**What to do**: Any picture must be dropped, but each line of the data should be duplicated exactly.

**Materials provided**:
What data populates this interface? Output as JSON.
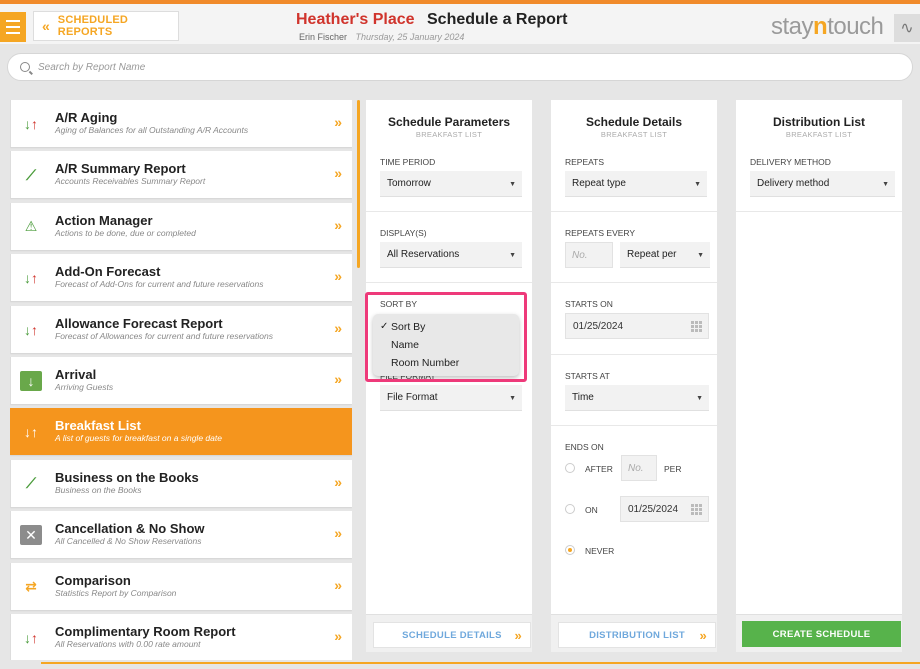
{
  "header": {
    "back_label": "SCHEDULED REPORTS",
    "hotel_name": "Heather's Place",
    "page_title": "Schedule a Report",
    "user": "Erin Fischer",
    "date": "Thursday, 25 January 2024",
    "logo_prefix": "stay",
    "logo_accent": "n",
    "logo_suffix": "touch"
  },
  "search": {
    "placeholder": "Search by Report Name"
  },
  "reports": [
    {
      "title": "A/R Aging",
      "desc": "Aging of Balances for all Outstanding A/R Accounts",
      "icon": "arrows-icon"
    },
    {
      "title": "A/R Summary Report",
      "desc": "Accounts Receivables Summary Report",
      "icon": "trend-icon"
    },
    {
      "title": "Action Manager",
      "desc": "Actions to be done, due or completed",
      "icon": "warning-icon"
    },
    {
      "title": "Add-On Forecast",
      "desc": "Forecast of Add-Ons for current and future reservations",
      "icon": "arrows-icon"
    },
    {
      "title": "Allowance Forecast Report",
      "desc": "Forecast of Allowances for current and future reservations",
      "icon": "arrows-icon"
    },
    {
      "title": "Arrival",
      "desc": "Arriving Guests",
      "icon": "arrival-icon"
    },
    {
      "title": "Breakfast List",
      "desc": "A list of guests for breakfast on a single date",
      "icon": "arrows-icon"
    },
    {
      "title": "Business on the Books",
      "desc": "Business on the Books",
      "icon": "trend-icon"
    },
    {
      "title": "Cancellation & No Show",
      "desc": "All Cancelled & No Show Reservations",
      "icon": "cancel-icon"
    },
    {
      "title": "Comparison",
      "desc": "Statistics Report by Comparison",
      "icon": "swap-icon"
    },
    {
      "title": "Complimentary Room Report",
      "desc": "All Reservations with 0.00 rate amount",
      "icon": "arrows-icon"
    }
  ],
  "params": {
    "title": "Schedule Parameters",
    "subtitle": "BREAKFAST LIST",
    "time_period_label": "TIME PERIOD",
    "time_period_value": "Tomorrow",
    "displays_label": "DISPLAY(S)",
    "displays_value": "All Reservations",
    "sort_by_label": "SORT BY",
    "sort_options": [
      "Sort By",
      "Name",
      "Room Number"
    ],
    "file_format_label": "FILE FORMAT",
    "file_format_value": "File Format",
    "next_button": "SCHEDULE DETAILS"
  },
  "details": {
    "title": "Schedule Details",
    "subtitle": "BREAKFAST LIST",
    "repeats_label": "REPEATS",
    "repeats_value": "Repeat type",
    "repeats_every_label": "REPEATS EVERY",
    "repeats_every_placeholder": "No.",
    "repeats_per_value": "Repeat per",
    "starts_on_label": "STARTS ON",
    "starts_on_value": "01/25/2024",
    "starts_at_label": "STARTS AT",
    "starts_at_value": "Time",
    "ends_on_label": "ENDS ON",
    "after_label": "AFTER",
    "after_placeholder": "No.",
    "per_label": "PER",
    "on_label": "ON",
    "on_value": "01/25/2024",
    "never_label": "NEVER",
    "next_button": "DISTRIBUTION LIST"
  },
  "distribution": {
    "title": "Distribution List",
    "subtitle": "BREAKFAST LIST",
    "delivery_label": "DELIVERY METHOD",
    "delivery_value": "Delivery method",
    "create_button": "CREATE SCHEDULE"
  },
  "colors": {
    "accent": "#f5a623",
    "hotel": "#d0342c",
    "create": "#57b34b",
    "highlight": "#ee3a7a"
  }
}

**Result of the exercise**:
What data populates this interface? Output as JSON.
{
  "header": {
    "back_label": "SCHEDULED REPORTS",
    "hotel_name": "Heather's Place",
    "page_title": "Schedule a Report",
    "user": "Erin Fischer",
    "date": "Thursday, 25 January 2024",
    "logo_prefix": "stay",
    "logo_accent": "n",
    "logo_suffix": "touch"
  },
  "search": {
    "placeholder": "Search by Report Name"
  },
  "reports": [
    {
      "title": "A/R Aging",
      "desc": "Aging of Balances for all Outstanding A/R Accounts",
      "icon": "arrows-icon"
    },
    {
      "title": "A/R Summary Report",
      "desc": "Accounts Receivables Summary Report",
      "icon": "trend-icon"
    },
    {
      "title": "Action Manager",
      "desc": "Actions to be done, due or completed",
      "icon": "warning-icon"
    },
    {
      "title": "Add-On Forecast",
      "desc": "Forecast of Add-Ons for current and future reservations",
      "icon": "arrows-icon"
    },
    {
      "title": "Allowance Forecast Report",
      "desc": "Forecast of Allowances for current and future reservations",
      "icon": "arrows-icon"
    },
    {
      "title": "Arrival",
      "desc": "Arriving Guests",
      "icon": "arrival-icon"
    },
    {
      "title": "Breakfast List",
      "desc": "A list of guests for breakfast on a single date",
      "icon": "arrows-icon"
    },
    {
      "title": "Business on the Books",
      "desc": "Business on the Books",
      "icon": "trend-icon"
    },
    {
      "title": "Cancellation & No Show",
      "desc": "All Cancelled & No Show Reservations",
      "icon": "cancel-icon"
    },
    {
      "title": "Comparison",
      "desc": "Statistics Report by Comparison",
      "icon": "swap-icon"
    },
    {
      "title": "Complimentary Room Report",
      "desc": "All Reservations with 0.00 rate amount",
      "icon": "arrows-icon"
    }
  ],
  "params": {
    "title": "Schedule Parameters",
    "subtitle": "BREAKFAST LIST",
    "time_period_label": "TIME PERIOD",
    "time_period_value": "Tomorrow",
    "displays_label": "DISPLAY(S)",
    "displays_value": "All Reservations",
    "sort_by_label": "SORT BY",
    "sort_options": [
      "Sort By",
      "Name",
      "Room Number"
    ],
    "file_format_label": "FILE FORMAT",
    "file_format_value": "File Format",
    "next_button": "SCHEDULE DETAILS"
  },
  "details": {
    "title": "Schedule Details",
    "subtitle": "BREAKFAST LIST",
    "repeats_label": "REPEATS",
    "repeats_value": "Repeat type",
    "repeats_every_label": "REPEATS EVERY",
    "repeats_every_placeholder": "No.",
    "repeats_per_value": "Repeat per",
    "starts_on_label": "STARTS ON",
    "starts_on_value": "01/25/2024",
    "starts_at_label": "STARTS AT",
    "starts_at_value": "Time",
    "ends_on_label": "ENDS ON",
    "after_label": "AFTER",
    "after_placeholder": "No.",
    "per_label": "PER",
    "on_label": "ON",
    "on_value": "01/25/2024",
    "never_label": "NEVER",
    "next_button": "DISTRIBUTION LIST"
  },
  "distribution": {
    "title": "Distribution List",
    "subtitle": "BREAKFAST LIST",
    "delivery_label": "DELIVERY METHOD",
    "delivery_value": "Delivery method",
    "create_button": "CREATE SCHEDULE"
  },
  "colors": {
    "accent": "#f5a623",
    "hotel": "#d0342c",
    "create": "#57b34b",
    "highlight": "#ee3a7a"
  }
}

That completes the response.